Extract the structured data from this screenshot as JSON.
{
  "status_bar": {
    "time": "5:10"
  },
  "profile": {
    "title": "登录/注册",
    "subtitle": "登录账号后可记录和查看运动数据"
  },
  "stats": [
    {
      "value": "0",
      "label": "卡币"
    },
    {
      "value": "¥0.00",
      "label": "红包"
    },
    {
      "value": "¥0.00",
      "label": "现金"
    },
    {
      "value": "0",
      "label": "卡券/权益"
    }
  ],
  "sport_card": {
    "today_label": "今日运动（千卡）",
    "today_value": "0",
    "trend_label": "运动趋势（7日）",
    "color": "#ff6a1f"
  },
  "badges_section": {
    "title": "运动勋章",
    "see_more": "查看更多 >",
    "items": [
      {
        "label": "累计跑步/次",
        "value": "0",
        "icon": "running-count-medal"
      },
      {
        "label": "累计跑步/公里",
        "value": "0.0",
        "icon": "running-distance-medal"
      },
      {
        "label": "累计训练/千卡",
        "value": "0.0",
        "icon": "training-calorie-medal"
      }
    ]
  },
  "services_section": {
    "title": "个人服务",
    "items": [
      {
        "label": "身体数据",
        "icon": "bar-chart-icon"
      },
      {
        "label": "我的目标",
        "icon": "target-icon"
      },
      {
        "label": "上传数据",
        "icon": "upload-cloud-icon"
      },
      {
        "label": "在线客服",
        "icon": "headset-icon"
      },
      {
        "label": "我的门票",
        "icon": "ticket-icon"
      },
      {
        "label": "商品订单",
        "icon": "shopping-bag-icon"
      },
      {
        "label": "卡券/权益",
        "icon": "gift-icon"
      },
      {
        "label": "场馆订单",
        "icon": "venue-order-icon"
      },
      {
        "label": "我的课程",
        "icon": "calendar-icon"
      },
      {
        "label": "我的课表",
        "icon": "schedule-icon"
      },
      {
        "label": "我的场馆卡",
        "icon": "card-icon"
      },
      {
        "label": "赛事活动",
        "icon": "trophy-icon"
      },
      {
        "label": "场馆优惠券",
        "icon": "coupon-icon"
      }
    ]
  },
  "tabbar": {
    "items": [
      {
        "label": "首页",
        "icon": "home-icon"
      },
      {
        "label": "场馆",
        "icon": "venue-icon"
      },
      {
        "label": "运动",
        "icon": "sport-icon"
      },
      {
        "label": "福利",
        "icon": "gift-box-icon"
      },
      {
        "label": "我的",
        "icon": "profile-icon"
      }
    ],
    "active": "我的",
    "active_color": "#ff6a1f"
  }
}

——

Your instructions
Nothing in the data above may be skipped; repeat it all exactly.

Answer
Extract the structured data from this screenshot as JSON.
{
  "status_bar": {
    "time": "5:10"
  },
  "profile": {
    "title": "登录/注册",
    "subtitle": "登录账号后可记录和查看运动数据"
  },
  "stats": [
    {
      "value": "0",
      "label": "卡币"
    },
    {
      "value": "¥0.00",
      "label": "红包"
    },
    {
      "value": "¥0.00",
      "label": "现金"
    },
    {
      "value": "0",
      "label": "卡券/权益"
    }
  ],
  "sport_card": {
    "today_label": "今日运动（千卡）",
    "today_value": "0",
    "trend_label": "运动趋势（7日）",
    "color": "#ff6a1f"
  },
  "badges_section": {
    "title": "运动勋章",
    "see_more": "查看更多 >",
    "items": [
      {
        "label": "累计跑步/次",
        "value": "0",
        "icon": "running-count-medal"
      },
      {
        "label": "累计跑步/公里",
        "value": "0.0",
        "icon": "running-distance-medal"
      },
      {
        "label": "累计训练/千卡",
        "value": "0.0",
        "icon": "training-calorie-medal"
      }
    ]
  },
  "services_section": {
    "title": "个人服务",
    "items": [
      {
        "label": "身体数据",
        "icon": "bar-chart-icon"
      },
      {
        "label": "我的目标",
        "icon": "target-icon"
      },
      {
        "label": "上传数据",
        "icon": "upload-cloud-icon"
      },
      {
        "label": "在线客服",
        "icon": "headset-icon"
      },
      {
        "label": "我的门票",
        "icon": "ticket-icon"
      },
      {
        "label": "商品订单",
        "icon": "shopping-bag-icon"
      },
      {
        "label": "卡券/权益",
        "icon": "gift-icon"
      },
      {
        "label": "场馆订单",
        "icon": "venue-order-icon"
      },
      {
        "label": "我的课程",
        "icon": "calendar-icon"
      },
      {
        "label": "我的课表",
        "icon": "schedule-icon"
      },
      {
        "label": "我的场馆卡",
        "icon": "card-icon"
      },
      {
        "label": "赛事活动",
        "icon": "trophy-icon"
      },
      {
        "label": "场馆优惠券",
        "icon": "coupon-icon"
      }
    ]
  },
  "tabbar": {
    "items": [
      {
        "label": "首页",
        "icon": "home-icon"
      },
      {
        "label": "场馆",
        "icon": "venue-icon"
      },
      {
        "label": "运动",
        "icon": "sport-icon"
      },
      {
        "label": "福利",
        "icon": "gift-box-icon"
      },
      {
        "label": "我的",
        "icon": "profile-icon"
      }
    ],
    "active": "我的",
    "active_color": "#ff6a1f"
  }
}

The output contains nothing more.